Computational approaches to peptide identification via tandem MS

Methods Mol Biol. 2010;604:23-42. doi: 10.1007/978-1-60761-444-9_3.

Abstract

The peptide identification problem lies at the heart of modern proteomic methodology, from which the presence of a particular protein or proteins in a sample may be inferred. The challenge is to find the most likely amino acid sequence, which corresponds to each tandem mass spectrum that has been collected, and produce some kind of score and associated statistical measure that the putative identification is correct. This approach assumes that the peptide (and parent protein) sequence in question is known and is present in the database which is to be searched, as opposed to de novo methods, which seek to identify the peptide ab initio. This chapter will provide an overview of the methods that common, popular software tools employ to search protein sequence databases to provide the non-expert reader with sufficient background to appreciate the choices they can make. This will cover the approaches used to compare experimental and theoretical spectra and some of the methods used to validate and provide higher confidence in the assignments.

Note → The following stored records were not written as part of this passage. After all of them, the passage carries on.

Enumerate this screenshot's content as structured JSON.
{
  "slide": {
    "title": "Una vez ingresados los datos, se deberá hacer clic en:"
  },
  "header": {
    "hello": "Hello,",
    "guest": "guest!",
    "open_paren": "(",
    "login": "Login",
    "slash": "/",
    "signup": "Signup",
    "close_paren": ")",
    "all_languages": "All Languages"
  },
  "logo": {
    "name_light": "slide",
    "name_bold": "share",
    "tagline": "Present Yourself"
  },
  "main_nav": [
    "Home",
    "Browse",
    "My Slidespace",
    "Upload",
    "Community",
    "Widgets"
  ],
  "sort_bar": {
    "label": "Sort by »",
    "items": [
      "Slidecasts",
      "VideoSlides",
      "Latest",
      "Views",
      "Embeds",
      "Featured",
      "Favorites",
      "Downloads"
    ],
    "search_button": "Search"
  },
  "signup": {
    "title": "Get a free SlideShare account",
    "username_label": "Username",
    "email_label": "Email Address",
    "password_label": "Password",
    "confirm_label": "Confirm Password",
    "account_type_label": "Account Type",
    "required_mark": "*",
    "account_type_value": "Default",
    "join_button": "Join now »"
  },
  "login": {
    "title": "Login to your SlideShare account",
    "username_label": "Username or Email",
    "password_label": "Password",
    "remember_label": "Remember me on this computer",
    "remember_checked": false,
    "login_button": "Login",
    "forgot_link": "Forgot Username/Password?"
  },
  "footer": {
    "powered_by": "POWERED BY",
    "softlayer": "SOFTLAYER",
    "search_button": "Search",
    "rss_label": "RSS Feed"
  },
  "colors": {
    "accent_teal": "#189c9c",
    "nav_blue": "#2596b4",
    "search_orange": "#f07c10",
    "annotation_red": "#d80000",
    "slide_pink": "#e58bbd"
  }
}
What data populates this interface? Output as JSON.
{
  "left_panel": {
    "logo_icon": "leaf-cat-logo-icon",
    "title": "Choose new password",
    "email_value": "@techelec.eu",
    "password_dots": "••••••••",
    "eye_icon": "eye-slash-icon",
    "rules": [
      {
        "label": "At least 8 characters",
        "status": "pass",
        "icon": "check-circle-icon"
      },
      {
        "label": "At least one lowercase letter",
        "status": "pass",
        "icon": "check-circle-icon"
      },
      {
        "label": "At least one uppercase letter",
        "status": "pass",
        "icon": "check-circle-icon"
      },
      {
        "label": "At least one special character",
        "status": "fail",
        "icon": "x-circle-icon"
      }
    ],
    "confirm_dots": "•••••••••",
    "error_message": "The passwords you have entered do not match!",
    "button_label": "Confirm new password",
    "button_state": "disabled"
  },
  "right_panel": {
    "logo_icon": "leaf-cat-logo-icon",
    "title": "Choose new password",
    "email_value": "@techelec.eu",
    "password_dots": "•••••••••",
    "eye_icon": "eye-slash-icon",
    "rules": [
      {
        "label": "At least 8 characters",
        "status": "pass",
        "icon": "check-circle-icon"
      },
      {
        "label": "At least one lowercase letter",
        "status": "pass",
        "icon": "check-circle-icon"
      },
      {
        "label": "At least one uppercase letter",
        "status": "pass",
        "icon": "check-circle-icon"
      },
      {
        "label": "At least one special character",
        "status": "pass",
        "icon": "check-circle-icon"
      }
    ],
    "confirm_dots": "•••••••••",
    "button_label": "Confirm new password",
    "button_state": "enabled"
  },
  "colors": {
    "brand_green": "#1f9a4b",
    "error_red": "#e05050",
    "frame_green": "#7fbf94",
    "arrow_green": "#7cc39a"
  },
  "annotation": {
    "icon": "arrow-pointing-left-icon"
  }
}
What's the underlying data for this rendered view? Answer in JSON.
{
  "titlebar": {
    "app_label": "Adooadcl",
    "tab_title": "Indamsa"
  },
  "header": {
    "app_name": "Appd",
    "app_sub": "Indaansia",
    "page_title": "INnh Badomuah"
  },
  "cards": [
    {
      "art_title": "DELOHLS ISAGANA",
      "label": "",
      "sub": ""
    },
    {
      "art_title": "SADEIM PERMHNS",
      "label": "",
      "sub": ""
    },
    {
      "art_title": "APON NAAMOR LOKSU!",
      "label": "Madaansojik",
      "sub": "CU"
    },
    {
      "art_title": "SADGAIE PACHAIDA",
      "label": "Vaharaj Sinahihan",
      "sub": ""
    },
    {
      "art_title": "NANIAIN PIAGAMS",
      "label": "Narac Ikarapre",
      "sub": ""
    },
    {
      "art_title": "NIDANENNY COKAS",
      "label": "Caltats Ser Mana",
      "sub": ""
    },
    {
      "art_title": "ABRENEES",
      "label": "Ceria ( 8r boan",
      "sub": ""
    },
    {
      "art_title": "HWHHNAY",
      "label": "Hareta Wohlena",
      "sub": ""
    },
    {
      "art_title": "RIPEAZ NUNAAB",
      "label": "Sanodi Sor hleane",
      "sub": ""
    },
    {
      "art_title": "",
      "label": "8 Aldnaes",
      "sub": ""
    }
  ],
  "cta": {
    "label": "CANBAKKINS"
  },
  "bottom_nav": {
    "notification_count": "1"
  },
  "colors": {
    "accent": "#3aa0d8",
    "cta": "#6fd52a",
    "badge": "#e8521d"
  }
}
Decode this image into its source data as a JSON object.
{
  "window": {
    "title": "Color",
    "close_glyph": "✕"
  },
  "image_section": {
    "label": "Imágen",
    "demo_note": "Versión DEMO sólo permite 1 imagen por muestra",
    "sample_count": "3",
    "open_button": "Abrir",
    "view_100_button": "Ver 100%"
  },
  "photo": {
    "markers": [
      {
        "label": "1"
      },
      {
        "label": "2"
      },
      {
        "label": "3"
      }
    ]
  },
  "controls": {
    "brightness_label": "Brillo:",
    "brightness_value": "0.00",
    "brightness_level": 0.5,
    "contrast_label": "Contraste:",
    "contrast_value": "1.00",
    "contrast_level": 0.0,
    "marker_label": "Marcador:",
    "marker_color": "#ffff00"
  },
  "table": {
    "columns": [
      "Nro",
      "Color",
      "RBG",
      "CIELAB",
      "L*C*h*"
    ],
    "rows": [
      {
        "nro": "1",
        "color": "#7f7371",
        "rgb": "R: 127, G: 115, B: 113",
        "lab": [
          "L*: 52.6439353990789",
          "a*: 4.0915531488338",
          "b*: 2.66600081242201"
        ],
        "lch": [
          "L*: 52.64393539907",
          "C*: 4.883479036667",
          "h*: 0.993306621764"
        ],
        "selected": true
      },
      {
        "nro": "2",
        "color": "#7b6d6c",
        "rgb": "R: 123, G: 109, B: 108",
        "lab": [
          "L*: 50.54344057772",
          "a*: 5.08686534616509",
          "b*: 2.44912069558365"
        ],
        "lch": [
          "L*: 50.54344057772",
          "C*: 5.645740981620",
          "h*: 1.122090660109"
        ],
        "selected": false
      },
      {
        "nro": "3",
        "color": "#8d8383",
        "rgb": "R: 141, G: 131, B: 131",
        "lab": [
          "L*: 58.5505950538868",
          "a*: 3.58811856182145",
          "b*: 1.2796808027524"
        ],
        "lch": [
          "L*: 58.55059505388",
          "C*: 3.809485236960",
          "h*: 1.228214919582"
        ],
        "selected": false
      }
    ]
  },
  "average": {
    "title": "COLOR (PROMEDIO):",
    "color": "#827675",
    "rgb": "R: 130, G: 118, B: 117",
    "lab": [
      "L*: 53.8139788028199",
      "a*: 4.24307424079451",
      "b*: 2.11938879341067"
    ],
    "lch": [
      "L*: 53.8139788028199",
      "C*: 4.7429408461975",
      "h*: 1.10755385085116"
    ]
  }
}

Publication types

  • Research Support, Non-U.S. Gov't

MeSH terms

  • Amino Acid Sequence
  • Animals
  • Computational Biology / methods*
  • Databases, Protein*
  • Humans
  • Molecular Sequence Data
  • Peptides / analysis*
  • Proteomics / methods
  • Software*
  • Tandem Mass Spectrometry / methods*

Substances

  • Peptides